The news: Neo Financial, a Canada-based challenger bank, is entering the wealth management space with an offering that will let ordinary investors access alternative assets.
At a glance: The product, Neo Invest, includes four alternative asset classes: cryptos, hedge fund-style strategies, infrastructure, and real estate.
- It’s underpinned by OneVest, a registered portfolio manager in all Canadian provinces and territories. However, the offering isn’t available in Quebec and doesn’t have a French language version.
- It offers the human touch of professional money managers actively managing portfolios. Neo said its product is “the first fully digital, actively managed investment experience” for Canadians.
- Neo Invest has an assets under management (AUM) fee of 0.75%, and some portfolio assets may have fees, called management expense ratios (MERs). It says that the weighted average MER across a portfolio is 0.40% to 0.50%
- It offers automatic investing through direct deposit and scheduling.
- It also lets customers customize their portfolios.

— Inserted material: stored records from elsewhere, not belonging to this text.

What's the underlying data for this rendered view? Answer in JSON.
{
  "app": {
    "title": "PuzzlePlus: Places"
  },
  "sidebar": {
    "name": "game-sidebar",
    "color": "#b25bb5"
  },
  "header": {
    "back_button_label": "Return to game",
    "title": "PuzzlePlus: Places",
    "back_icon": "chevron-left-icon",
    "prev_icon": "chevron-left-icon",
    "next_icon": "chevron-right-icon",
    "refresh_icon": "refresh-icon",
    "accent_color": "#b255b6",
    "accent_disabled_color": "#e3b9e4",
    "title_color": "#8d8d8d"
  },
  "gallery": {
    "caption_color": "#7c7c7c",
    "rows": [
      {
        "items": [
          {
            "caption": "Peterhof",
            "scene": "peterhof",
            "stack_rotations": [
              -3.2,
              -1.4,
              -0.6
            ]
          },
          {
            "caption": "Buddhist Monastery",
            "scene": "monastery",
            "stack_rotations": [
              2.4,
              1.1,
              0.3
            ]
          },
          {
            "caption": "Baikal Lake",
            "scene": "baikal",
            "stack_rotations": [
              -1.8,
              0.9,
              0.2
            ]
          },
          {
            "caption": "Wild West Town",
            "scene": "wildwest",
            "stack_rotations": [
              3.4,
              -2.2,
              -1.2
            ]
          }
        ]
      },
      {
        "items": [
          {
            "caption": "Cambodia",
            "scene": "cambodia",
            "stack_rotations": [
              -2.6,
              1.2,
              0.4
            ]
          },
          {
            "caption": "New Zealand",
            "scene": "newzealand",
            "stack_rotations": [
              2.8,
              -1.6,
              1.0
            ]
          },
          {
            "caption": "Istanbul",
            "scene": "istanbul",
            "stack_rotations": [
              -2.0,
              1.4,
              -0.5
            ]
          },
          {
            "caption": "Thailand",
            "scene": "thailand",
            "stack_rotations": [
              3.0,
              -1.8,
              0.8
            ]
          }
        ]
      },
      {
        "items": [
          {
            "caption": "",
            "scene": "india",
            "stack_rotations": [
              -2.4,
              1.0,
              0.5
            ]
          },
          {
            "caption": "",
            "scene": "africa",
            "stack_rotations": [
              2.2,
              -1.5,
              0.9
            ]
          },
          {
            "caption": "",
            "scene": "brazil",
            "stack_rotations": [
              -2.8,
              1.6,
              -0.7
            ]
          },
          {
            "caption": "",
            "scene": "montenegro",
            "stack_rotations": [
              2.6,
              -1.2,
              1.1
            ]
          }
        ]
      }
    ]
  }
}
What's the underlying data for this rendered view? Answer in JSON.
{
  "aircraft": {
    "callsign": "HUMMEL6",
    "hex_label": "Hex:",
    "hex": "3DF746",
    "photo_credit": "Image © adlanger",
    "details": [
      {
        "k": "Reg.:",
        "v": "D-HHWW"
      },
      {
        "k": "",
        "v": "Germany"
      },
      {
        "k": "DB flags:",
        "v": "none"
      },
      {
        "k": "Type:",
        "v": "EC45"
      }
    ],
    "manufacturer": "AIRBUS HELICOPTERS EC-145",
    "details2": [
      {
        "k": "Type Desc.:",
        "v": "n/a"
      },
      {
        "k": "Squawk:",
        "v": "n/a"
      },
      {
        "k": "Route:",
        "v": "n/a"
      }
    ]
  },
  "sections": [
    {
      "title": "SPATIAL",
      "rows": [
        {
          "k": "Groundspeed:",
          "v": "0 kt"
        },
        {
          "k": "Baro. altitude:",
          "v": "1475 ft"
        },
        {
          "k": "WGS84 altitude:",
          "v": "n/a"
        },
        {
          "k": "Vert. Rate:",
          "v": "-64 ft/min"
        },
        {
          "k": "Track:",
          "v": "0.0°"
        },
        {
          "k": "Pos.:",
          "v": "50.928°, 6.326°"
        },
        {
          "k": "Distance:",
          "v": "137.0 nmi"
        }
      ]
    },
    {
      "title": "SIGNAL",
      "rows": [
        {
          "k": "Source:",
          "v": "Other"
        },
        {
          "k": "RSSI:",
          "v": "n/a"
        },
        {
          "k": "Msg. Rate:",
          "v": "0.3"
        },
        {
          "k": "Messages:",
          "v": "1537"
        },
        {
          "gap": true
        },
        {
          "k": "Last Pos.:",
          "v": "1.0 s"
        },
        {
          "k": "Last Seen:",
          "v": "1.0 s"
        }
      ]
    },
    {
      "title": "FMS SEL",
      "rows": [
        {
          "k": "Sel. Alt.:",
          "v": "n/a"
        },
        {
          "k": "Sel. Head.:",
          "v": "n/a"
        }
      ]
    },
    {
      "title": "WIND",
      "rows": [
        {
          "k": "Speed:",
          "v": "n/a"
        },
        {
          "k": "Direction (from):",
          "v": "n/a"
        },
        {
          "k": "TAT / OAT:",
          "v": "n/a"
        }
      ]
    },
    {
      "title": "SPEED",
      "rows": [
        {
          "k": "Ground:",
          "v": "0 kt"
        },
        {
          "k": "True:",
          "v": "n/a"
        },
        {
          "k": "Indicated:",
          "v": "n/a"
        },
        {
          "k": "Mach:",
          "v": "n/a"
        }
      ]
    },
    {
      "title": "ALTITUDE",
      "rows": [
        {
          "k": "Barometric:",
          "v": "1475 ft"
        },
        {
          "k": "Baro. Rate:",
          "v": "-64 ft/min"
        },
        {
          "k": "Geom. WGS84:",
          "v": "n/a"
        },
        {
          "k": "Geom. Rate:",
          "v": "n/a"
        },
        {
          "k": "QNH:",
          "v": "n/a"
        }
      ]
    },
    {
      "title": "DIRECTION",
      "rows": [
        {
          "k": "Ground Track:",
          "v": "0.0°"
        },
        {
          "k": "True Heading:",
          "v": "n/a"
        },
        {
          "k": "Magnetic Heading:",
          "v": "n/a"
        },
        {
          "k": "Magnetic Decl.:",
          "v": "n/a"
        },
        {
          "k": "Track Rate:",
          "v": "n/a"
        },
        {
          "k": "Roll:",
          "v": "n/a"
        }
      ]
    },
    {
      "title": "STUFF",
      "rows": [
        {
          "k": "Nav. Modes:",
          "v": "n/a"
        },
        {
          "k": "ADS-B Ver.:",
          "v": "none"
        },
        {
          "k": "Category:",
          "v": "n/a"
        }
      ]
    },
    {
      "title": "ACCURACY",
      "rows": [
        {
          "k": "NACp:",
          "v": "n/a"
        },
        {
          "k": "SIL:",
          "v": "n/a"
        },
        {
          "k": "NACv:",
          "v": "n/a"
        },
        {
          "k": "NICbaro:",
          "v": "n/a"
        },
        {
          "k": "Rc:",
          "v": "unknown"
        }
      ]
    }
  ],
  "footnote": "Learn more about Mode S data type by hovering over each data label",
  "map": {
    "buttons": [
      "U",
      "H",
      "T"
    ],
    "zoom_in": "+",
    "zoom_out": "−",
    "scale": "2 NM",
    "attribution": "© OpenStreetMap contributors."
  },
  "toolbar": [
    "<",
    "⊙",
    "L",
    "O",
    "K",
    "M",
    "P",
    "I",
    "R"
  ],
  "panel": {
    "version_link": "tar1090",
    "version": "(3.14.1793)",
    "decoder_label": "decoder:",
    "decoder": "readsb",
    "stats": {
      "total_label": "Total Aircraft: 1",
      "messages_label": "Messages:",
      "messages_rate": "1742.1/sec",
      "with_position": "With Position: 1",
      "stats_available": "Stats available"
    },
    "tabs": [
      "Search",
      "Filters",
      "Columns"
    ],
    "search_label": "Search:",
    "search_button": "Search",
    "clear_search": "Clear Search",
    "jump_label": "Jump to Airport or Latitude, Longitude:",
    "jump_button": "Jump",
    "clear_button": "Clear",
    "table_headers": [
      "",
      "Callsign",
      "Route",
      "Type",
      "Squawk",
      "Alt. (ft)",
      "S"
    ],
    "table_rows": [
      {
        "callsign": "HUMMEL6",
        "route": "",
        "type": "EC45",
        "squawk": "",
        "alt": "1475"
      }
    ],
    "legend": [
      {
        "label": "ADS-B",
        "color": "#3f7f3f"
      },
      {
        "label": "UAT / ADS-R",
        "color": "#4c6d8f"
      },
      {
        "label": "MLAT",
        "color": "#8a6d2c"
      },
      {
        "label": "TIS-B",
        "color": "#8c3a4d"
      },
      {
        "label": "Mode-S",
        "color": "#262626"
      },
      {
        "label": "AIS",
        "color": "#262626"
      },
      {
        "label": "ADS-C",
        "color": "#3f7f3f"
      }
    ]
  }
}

The challenger notes that alternative assets are not accessible to ordinary Canadians, as wealth management companies and banks often have net worth requirements of over CAD$1 million ($797,606.54).
- In contrast, Neo has a minimum of just CAD$1 ($0.80) to start.
- Co-founder and CEO Andrew Chau noted that average Canadian retail investors have historically had to choose between robo-advisors “offering basic products that only match the market and its volatility” and “antiquated big bank products” like high-fee mutual funds.
The bigger picture: Earlier this week, the challenger said it has revamped its bank account, Neo Money.
- It claims that its interest rate of 1.30% is as much as 130x higher than what Canada’s Big 5 banks provide, based on its internal research and samples of public data collected in May 2021.
- The account, powered by Concentra Bank, mixes savings and checking.
Why this could succeed: The inclusion of alternative assets, coupled with human portfolio management, could help Neo gain traction with investors. The launch is timely, per a 2021 EY study that found that a sizable portion of Canadian investors are up for grabs.
- One in five intend to change their wealth management firms over the coming three years.
- Reasons this group gave include 26% citing investment performance, 26% citing the pandemic, and 15% citing diversification.
- The study’s finding that about 40% of the survey sample worried about hidden costs gives Neo a chance to make inroads through fee transparency.
- EY projects that Canadians will be exposed to more investment products—rising from 4.1 on average to 5.5 in 2024. This gives Neo an opening to tout alternative assets.
To realize its full potential, Neo Invest will also need to expand to Quebec—Canada’s second-biggest province by population—and include a French-language version.